He strolled in, slow and purposeful, past Ella and looked around. He then studied the girl.
“My dear, you look positively raw. Are you, for any reason, upset?”
The clerk gave a quick look at the paper in his hands. “According to this calendar, this is your time of cleansing, no?”
She nodded. The cleansing, when once a month every unmarried woman released sin before sin took control. The cleansing, a sign that they were free of Him. Once a month, when people could become monsters.
“Good, good,” he said, casually patting his hand on the church symbol stitched on his chest. “And the proof?”
Grandmother handed him the clothing. The clerk took an article and sniffed with zeal, frightening Ella. He smelled each article separately, intently, never once looking at the women in his midst. He knew something was wrong, and Ella’s eyes widened as he opened his mouth to speak.
The clerk’s throat exploded in a mist of air and blood, blinding her. With a thick gurgle, he died at her feet. Grandmother placed her free hand firmly over Ella’s mouth to stifle her scream, the other held high, blood dripping from the knife in its grasp.
“We have to go. Now!”

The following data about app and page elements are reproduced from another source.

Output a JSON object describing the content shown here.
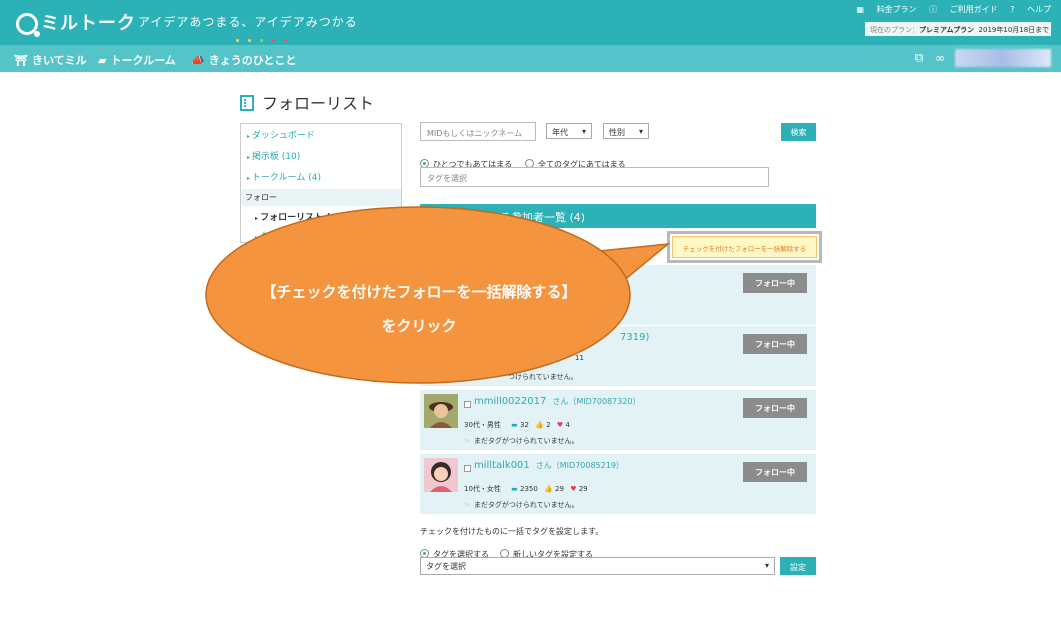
{
  "header": {
    "logo_text": "ミルトーク",
    "tagline": "アイデアあつまる、アイデアみつかる",
    "dot_colors": [
      "#f6d84a",
      "#f6d84a",
      "#8bd36a",
      "#e84a7a",
      "#e84a7a"
    ],
    "links": [
      "料金プラン",
      "ご利用ガイド",
      "ヘルプ"
    ],
    "link_icons": [
      "calendar-icon",
      "info-icon",
      "question-icon"
    ],
    "plan_label": "現在のプラン：",
    "plan_name": "プレミアムプラン",
    "plan_expiry": "2019年10月18日まで",
    "bg_color": "#2cb1b6"
  },
  "nav": {
    "items": [
      {
        "label": "きいてミル",
        "icon": "board-icon"
      },
      {
        "label": "トークルーム",
        "icon": "chat-icon"
      },
      {
        "label": "きょうのひとこと",
        "icon": "megaphone-icon"
      }
    ],
    "right_icons": [
      "message-icon",
      "chat-bubbles-icon"
    ],
    "bg_color": "#55c4c8"
  },
  "page": {
    "title": "フォローリスト"
  },
  "sidebar": {
    "items": [
      "ダッシュボード",
      "掲示板 (10)",
      "トークルーム (4)"
    ],
    "section": "フォロー",
    "sub_items": [
      "フォローリスト (4)",
      "タグ管理"
    ]
  },
  "search": {
    "mid_placeholder": "MIDもしくはニックネーム",
    "age_select": "年代",
    "gender_select": "性別",
    "search_button": "検索",
    "radio_any": "ひとつでもあてはまる",
    "radio_all": "全てのタグにあてはまる",
    "tag_placeholder": "タグを選択"
  },
  "list": {
    "header_title": "る参加者一覧 (4)",
    "bulk_unfollow_button": "チェックを付けたフォローを一括解除する",
    "rows": [
      {
        "name": "",
        "mid": "",
        "meta": "",
        "comments": "",
        "thumbs": "",
        "hearts": "",
        "tags": "",
        "follow_label": "フォロー中"
      },
      {
        "name": "",
        "mid": "7319)",
        "meta": "",
        "comments": "",
        "thumbs": "",
        "hearts": "11",
        "tags": "つけられていません。",
        "follow_label": "フォロー中"
      },
      {
        "name": "mmill0022017",
        "mid": "さん（MID70087320）",
        "meta": "30代・男性",
        "comments": "32",
        "thumbs": "2",
        "hearts": "4",
        "tags": "まだタグがつけられていません。",
        "follow_label": "フォロー中"
      },
      {
        "name": "milltalk001",
        "mid": "さん（MID70085219）",
        "meta": "10代・女性",
        "comments": "2350",
        "thumbs": "29",
        "hearts": "29",
        "tags": "まだタグがつけられていません。",
        "follow_label": "フォロー中"
      }
    ]
  },
  "bulk_tag": {
    "description": "チェックを付けたものに一括でタグを設定します。",
    "radio_select": "タグを選択する",
    "radio_new": "新しいタグを設定する",
    "select_value": "タグを選択",
    "set_button": "設定"
  },
  "callout": {
    "line1": "【チェックを付けたフォローを一括解除する】",
    "line2": "をクリック",
    "fill_color": "#f5943f"
  }
}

“Where are we going, Grandmother?” Ella screamed as the rushed through the woods, her echoes eaten by the mid-day darkness.
Ella stopped and shuddered. “No!”
Her grandmother grabbed the stubborn girl by the hair and pulled. “You brought this on yourself! You brought this on us!” She dragged Ella through graying foliage and dirt that squished under their feet. She dragged Ella through putrid air and gnats, through hungry sounds of trapped animals, through tall trees that held dead deer and squirrels in their branches, their leaves and barks drizzled salty black.
She dragged Ella to the opening of a cave, where a man appeared, naked but seemingly dressed in shadow, his long flat features given depth by the darkness. He waved a hand and Grandmother’s neck twisted sickly. Her dead body landed among the worms and beetles.
Ella was silent, as if she were meant to be. He sneered and instantly she was naked, her pink skin cold and wet in the fog.
“Good,” the emaciated man said, suddenly at her side, pressing his palm to her pregnant stomach, brushing her swelling breast. “I’m Vlad, and you and your child belong to me.”
“No!” Her throat constricted.
“They used my name, kept the stupid little girls clean. Afraid of sin. But I’m beyond sin. They’re coming for you, you know? I can hear them.” He playfully cupped his hand to his ear, his lips rising above the edge of his teeth. “Life with me or death by them. Once a month, people become monsters, just like me…”
Ella knew he was right, They were coming: her village, her friends, even Robert. Her heartbeat skipped as she let Dracula sink in his teeth.
Just a fun little movie-monster story I wrote for a challenge a few days ago. I’m gong to eventually redo it and get rid of the plethora of adverbs, but I’d love some feedback in the meantime.
Photo by avaesme.